Bridging the Gap Between Industry and Academia: Science for a New Generation
Are U.S. schools doing enough to meet the demands of the country's labor market? That question rears its head time and again, leading some to call for an overhaul of higher education that focuses solely on job preparation. However, in a piece for ''The Chronicle of Higher Education,'' a few researchers have spun that question around - perhaps it's not schools that are letting the workforce down, but the other way around.
The Other Side
Every so often, educational experts look at the nation's workforce and declare that colleges around the country aren't aptly preparing students. Recently, the National Governor's Association made such a proclamation, arguing that schools should abandon their liberal arts curricula in favor of teaching only those skills specifically required by employers.

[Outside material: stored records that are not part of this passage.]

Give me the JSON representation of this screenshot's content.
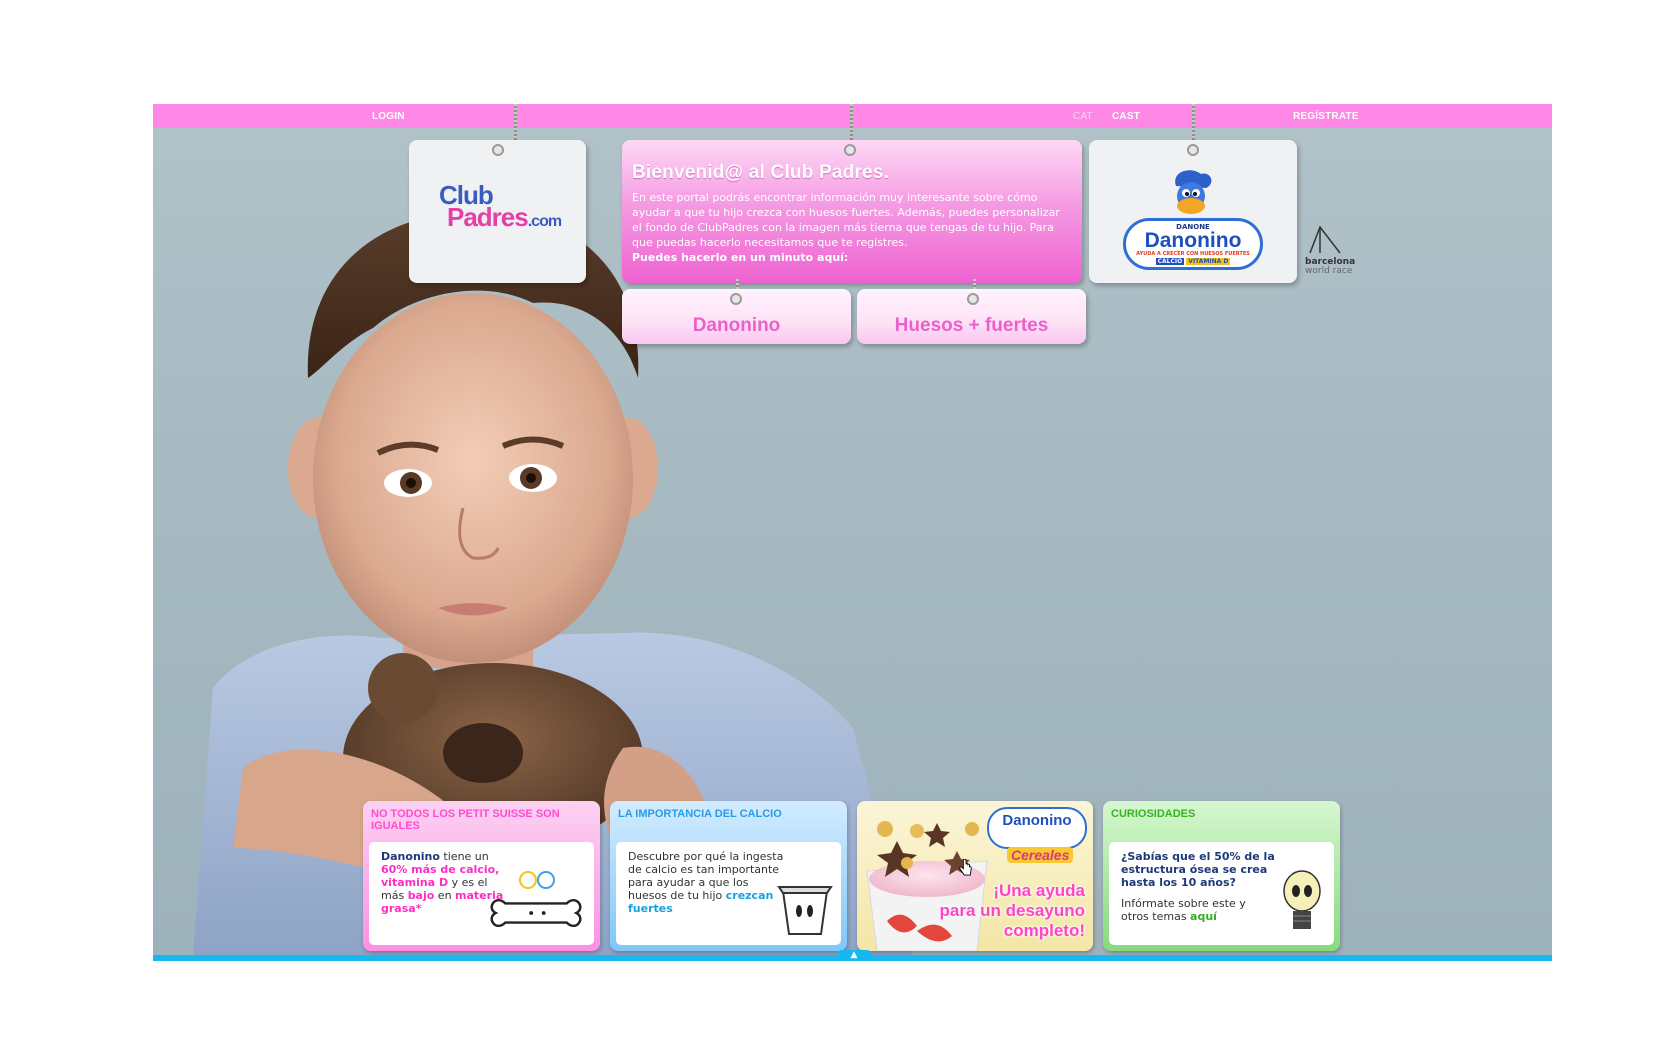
{
  "topbar": {
    "login": "LOGIN",
    "lang_cat": "CAT",
    "lang_cast": "CAST",
    "register": "REGÍSTRATE"
  },
  "logo_card": {
    "brand_line1": "Club",
    "brand_line2": "Padres",
    "brand_domain": ".com"
  },
  "welcome": {
    "title": "Bienvenid@ al Club Padres.",
    "body": "En este portal podrás encontrar información muy interesante sobre cómo ayudar a que tu hijo crezca con huesos fuertes. Además, puedes personalizar el fondo de ClubPadres con la imagen más tierna que tengas de tu hijo. Para que puedas hacerlo necesitamos que te registres.",
    "cta": "Puedes hacerlo en un minuto aquí:"
  },
  "danonino_logo_card": {
    "brand": "Danonino",
    "maker": "DANONE",
    "tagline": "AYUDA A CRECER CON HUESOS FUERTES",
    "calcio": "CALCIO",
    "vitamina": "VITAMINA D"
  },
  "nav_buttons": {
    "danonino": "Danonino",
    "huesos": "Huesos + fuertes"
  },
  "sponsor": {
    "line1": "barcelona",
    "line2": "world race"
  },
  "info_cards": {
    "petit_suisse": {
      "heading": "NO TODOS LOS PETIT SUISSE SON IGUALES",
      "t1": "Danonino",
      "t2": " tiene un ",
      "t3": "60% más de calcio, vitamina D",
      "t4": " y es el más ",
      "t5": "bajo",
      "t6": " en ",
      "t7": "materia grasa*"
    },
    "calcio": {
      "heading": "LA IMPORTANCIA DEL CALCIO",
      "t1": "Descubre por qué la ingesta de calcio es tan importante para ayudar a que los huesos de tu hijo ",
      "t2": "crezcan fuertes"
    },
    "promo": {
      "brand": "Danonino",
      "sub": "Cereales",
      "line1": "¡Una ayuda",
      "line2": "para un desayuno",
      "line3": "completo!"
    },
    "curiosidades": {
      "heading": "CURIOSIDADES",
      "q": "¿Sabías que el 50% de la estructura ósea se crea hasta los 10 años?",
      "t1": "Infórmate sobre este y otros temas ",
      "t2": "aquí"
    }
  },
  "colors": {
    "topbar": "#ff88e6",
    "pink": "#ee5fcb",
    "blue": "#16b8ef",
    "green": "#34b51f"
  }
}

Policy critics Hal Salzman and B. Lindsay Lowell, however, took to The Chronicle to argue that pundits have it backwards.
In particular, Salzman and Lowell are responding to the 2010 report Rising Above the Gathering Storm, Revisited, which purports to be a 'wake-up call' for a stagnant U.S. labor market that, as the subtitle's hurricane metaphor puts it, is 'rapidly approaching category five.' Salzman and Lowell don't see things quite as dramatically as the authors of that report do. According to a long-term study they conducted, three decades of Department of Education data doesn't show any significant drop in the number of students engaged in STEM (science, technology, engineering, mathematics) learning, typically thought of as the best job preparation. It does show, however, that only around half those students ended up in jobs actually situated in engineering or science fields.
What does that mean? Salzman and Lowell extrapolate that possibly it's U.S. industry that isn't ready to accept degreed students, even when they get the appropriate job-centric education. They cite employers who express dissatisfaction with recent graduates' skills in teamwork, business and social science. Companies, they say, also tend to look for entry-level workers who've already acquired significant technological skills along with that broader social education. No doubt many jobseekers can relate to the difficulty of seeing entry-level positions filled by those who are presumably overqualified for them.
What Can Industry Do?
The point is, it's difficult for schools to walk the line between broad education and in-depth technological training, especially when employers may not be willing to supplement that training themselves, nor to collaborate with schools in jointly structuring a curriculum most beneficial to our STEM graduates. And why shouldn't they? As much pressure as schools feel to turn out apt workers, industry should feel a roughly equal pressure to staff themselves with quality employees. Unfortunately, sometimes companies look to hastily augment their workforce by importing people from overseas on temporary visas; Salzman and Lowell argue that's a shortsighted move that only hurts our nation's prospective workforce and ends up feeding the very problem reports like Gathering Storm seek to prevent.
For Salzman and Lowell, in the end, instead of continually harping on education, policy-makers might look at ways to improve the job market for current graduates, for instance by further incentivizing research and development from firms and encouraging entrepreneurship in the STEM disciplines. The business and academic worlds could also work a little more closely together, allowing schools to better prepare their graduates for specific employers' needs. In a way, this isn't too different a concept from a school-sponsored summer internship, which allows students to both gain work-specific knowledge and get a foot in the door with at least one employer. More such close collaboration, which requires just a little more effort from schools but significantly more from industry, seems like exactly what Salzman and Lowell call for.
Salzman and Lowell also advocate K-12 education reform. Consider the recently proposed overhaul for elementary science education.